Determining Liability in Wisconsin Slip and Fall Cases

Many believe that slip and fall cases often aren’t very serious. Usually it is just a case of a bruised bottom and you are able to walk away embarrassed, but otherwise unscathed. However, some slips are more serious than others, and it is important that we remember that. If you are elderly and fall, it can have devastating consequences. Even if you are young, if you fall and hit your head or impact with another object, it can result in life-altering injury. This is why slips are no laughing matter. If you were hurt in a slip and fall accident, you have the right to compensation to cover those injuries.

Determining Fault

The crucial part to a successful slip and fall case is not so much proving that you were injured, but rather proving that some party was liable for those injuries. After you have discerned the severity of the injuries with your doctor and discovered if there will be any long-lasting effects, your next step is to determine fault. As a comparative fault state, the insurance company or the courts will determine fault in the accident in Wisconsin.

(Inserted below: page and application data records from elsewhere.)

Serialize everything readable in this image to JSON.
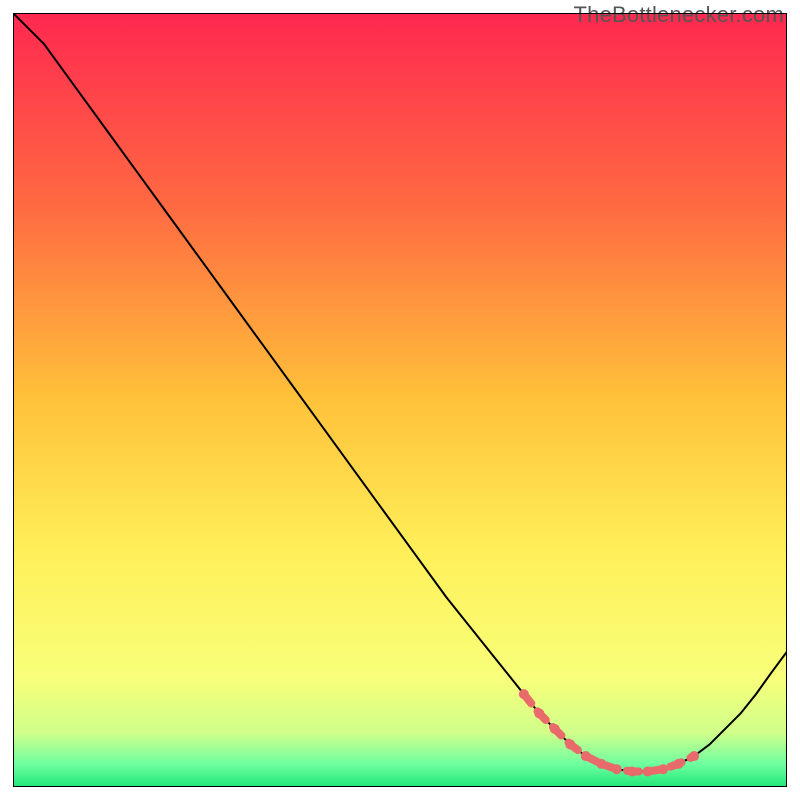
{
  "watermark": "TheBottlenecker.com",
  "chart_data": {
    "type": "line",
    "title": "",
    "xlabel": "",
    "ylabel": "",
    "xlim": [
      0,
      100
    ],
    "ylim": [
      0,
      100
    ],
    "grid": false,
    "gradient_stops": [
      {
        "offset": 0,
        "color": "#ff2850"
      },
      {
        "offset": 0.25,
        "color": "#ff6a42"
      },
      {
        "offset": 0.5,
        "color": "#ffc23a"
      },
      {
        "offset": 0.7,
        "color": "#fff05a"
      },
      {
        "offset": 0.86,
        "color": "#f8ff7a"
      },
      {
        "offset": 0.93,
        "color": "#d0ff8a"
      },
      {
        "offset": 0.97,
        "color": "#70ffa0"
      },
      {
        "offset": 1.0,
        "color": "#20e878"
      }
    ],
    "series": [
      {
        "name": "bottleneck-curve",
        "color": "#000000",
        "x": [
          0.0,
          4.0,
          8.0,
          12.0,
          16.0,
          20.0,
          24.0,
          28.0,
          32.0,
          36.0,
          40.0,
          44.0,
          48.0,
          52.0,
          56.0,
          60.0,
          64.0,
          66.0,
          68.0,
          70.0,
          72.0,
          74.0,
          76.0,
          78.0,
          80.0,
          82.0,
          84.0,
          86.0,
          88.0,
          90.0,
          92.0,
          94.0,
          96.0,
          98.0,
          100.0
        ],
        "y": [
          100.0,
          96.0,
          90.5,
          85.0,
          79.5,
          74.0,
          68.5,
          63.0,
          57.5,
          52.0,
          46.5,
          41.0,
          35.5,
          30.0,
          24.5,
          19.5,
          14.5,
          12.0,
          9.5,
          7.5,
          5.5,
          4.0,
          3.0,
          2.3,
          2.0,
          2.0,
          2.3,
          3.0,
          4.0,
          5.5,
          7.5,
          9.5,
          12.0,
          14.8,
          17.5
        ]
      }
    ],
    "marker_segment": {
      "name": "optimal-range-markers",
      "color": "#e86a6a",
      "x": [
        66.0,
        68.0,
        70.0,
        72.0,
        74.0,
        76.0,
        78.0,
        80.0,
        82.0,
        84.0,
        86.0,
        88.0
      ],
      "y": [
        12.0,
        9.5,
        7.5,
        5.5,
        4.0,
        3.0,
        2.3,
        2.0,
        2.0,
        2.3,
        3.0,
        4.0
      ]
    }
  }
}
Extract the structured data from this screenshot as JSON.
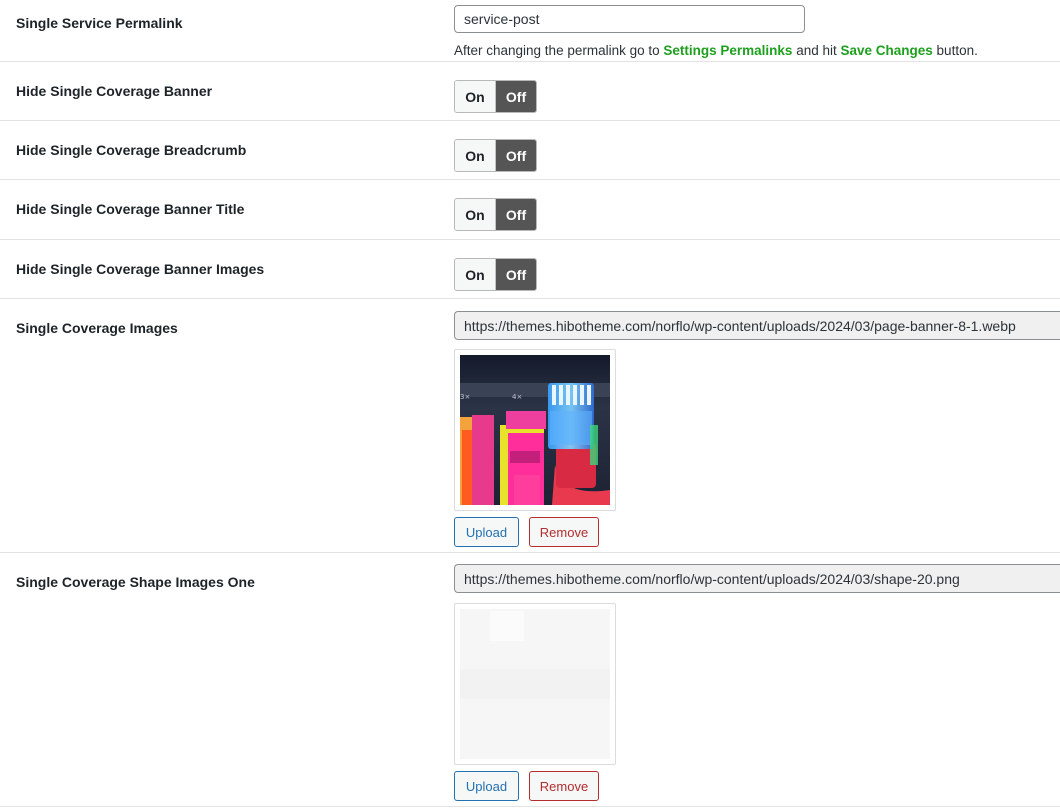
{
  "permalink": {
    "label": "Single Service Permalink",
    "value": "service-post",
    "desc_before": "After changing the permalink go to ",
    "settings_link": "Settings Permalinks",
    "desc_middle": " and hit ",
    "save_link": "Save Changes",
    "desc_after": " button."
  },
  "toggles": [
    {
      "label": "Hide Single Coverage Banner",
      "on": "On",
      "off": "Off",
      "selected": "Off"
    },
    {
      "label": "Hide Single Coverage Breadcrumb",
      "on": "On",
      "off": "Off",
      "selected": "Off"
    },
    {
      "label": "Hide Single Coverage Banner Title",
      "on": "On",
      "off": "Off",
      "selected": "Off"
    },
    {
      "label": "Hide Single Coverage Banner Images",
      "on": "On",
      "off": "Off",
      "selected": "Off"
    }
  ],
  "images": {
    "label": "Single Coverage Images",
    "url": "https://themes.hibotheme.com/norflo/wp-content/uploads/2024/03/page-banner-8-1.webp",
    "upload": "Upload",
    "remove": "Remove"
  },
  "shape_one": {
    "label": "Single Coverage Shape Images One",
    "url": "https://themes.hibotheme.com/norflo/wp-content/uploads/2024/03/shape-20.png",
    "upload": "Upload",
    "remove": "Remove"
  },
  "colors": {
    "link_green": "#1ea01e",
    "upload_blue": "#2271b1",
    "remove_red": "#b32d2e",
    "toggle_off_bg": "#555555"
  }
}
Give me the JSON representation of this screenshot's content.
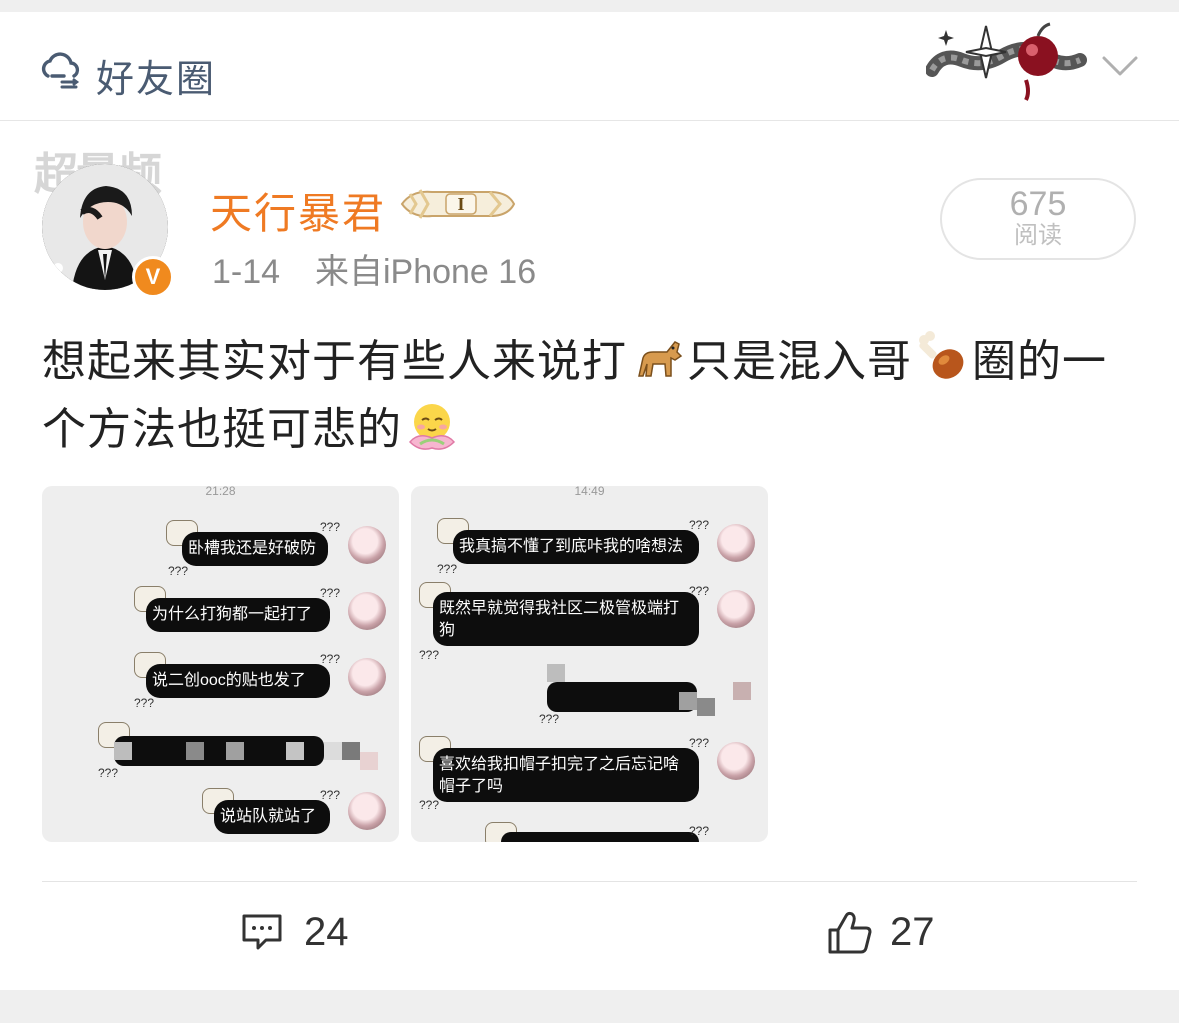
{
  "header": {
    "title": "好友圈",
    "icon": "cloud-people-icon"
  },
  "post": {
    "watermark": "超量频",
    "author": "天行暴君",
    "verified_badge": "V",
    "level_badge": "I",
    "date": "1-14",
    "source": "来自iPhone 16",
    "reads_count": "675",
    "reads_label": "阅读",
    "text_part1": "想起来其实对于有些人来说打",
    "text_part2": "只是混入哥",
    "text_part3": "圈的一个方法也挺可悲的",
    "emojis": [
      "dog-emoji",
      "chicken-leg-emoji",
      "lotus-face-emoji"
    ]
  },
  "images": [
    {
      "time": "21:28",
      "messages": [
        "卧槽我还是好破防",
        "为什么打狗都一起打了",
        "说二创ooc的贴也发了",
        "说站队就站了"
      ]
    },
    {
      "time": "14:49",
      "messages": [
        "我真搞不懂了到底咔我的啥想法",
        "既然早就觉得我社区二极管极端打狗",
        "喜欢给我扣帽子扣完了之后忘记啥帽子了吗"
      ]
    }
  ],
  "actions": {
    "comments": "24",
    "likes": "27"
  },
  "colors": {
    "accent": "#ef7a23",
    "header_text": "#4a5b72",
    "badge": "#f08a1e"
  }
}
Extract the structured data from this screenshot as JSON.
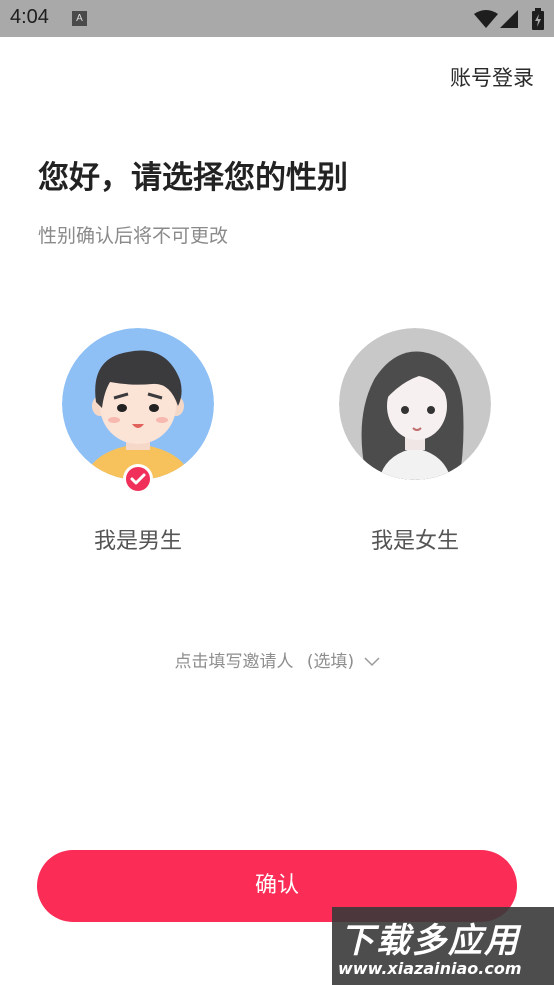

In some cases, you may be partly at fault for the accident. As a comparative fault state, even if you were at some fault for a slip and fall accident, you are still allow to collect damages. However, Wisconsin uses a modified rule that will deduct a percentage from your total damages for the percentage you were at fault. So, for example, if your case resulted in a $10,000 settlement and you were ten percent at fault, you would only collect, $9,000.

Liability Factors to Consider in Slip and Falls

Once fault has been established or in cases where no one person is directly at fault, your slip and fall case will then move on to determining negligence. Often this falls to the property owner or the manager of the establishment. If they knew there was a particular issue that may result in falls, they can be held negligence, and thus, at fault. This also includes actions by employees. Since the building owner or business owner is responsible for their business, they are also responsible for their employees. This means an employee will not be held liable for an accident, but rather their employer will.

However, while determining liability is important, the most important factor to keep in mind is time. In Wisconsin, you have three years to file a suit for a slip and fall incident. This means that if you injured yourself in a fall accident and find that the injury is far more expensive or long-lasting than you anticipated, if you are still within the statute of limitations, you can seek damages. However, there are certain factors that can affect this time limit. If the accident happened on government property, you only have 120 days to provide notice of intent to seek legal action. However, if you were still a minor when the accident occurred, you have until two years after you turned 18 to seek legal action.

Have you been hurt in a slip and fall accident in the Oshkosh area? Don’t wait to see if it will get worse, instead contact us today. The Harnitz Law Office has seen our fair share of slip and fall accidents, and we know that it is better not wait to see if the injury gets worse before you seek compensation. The longer you wait to file a personal injury suit against those held liable, the easier it might be to argue that you injured yourself or aggravated your injuries in a separate incident.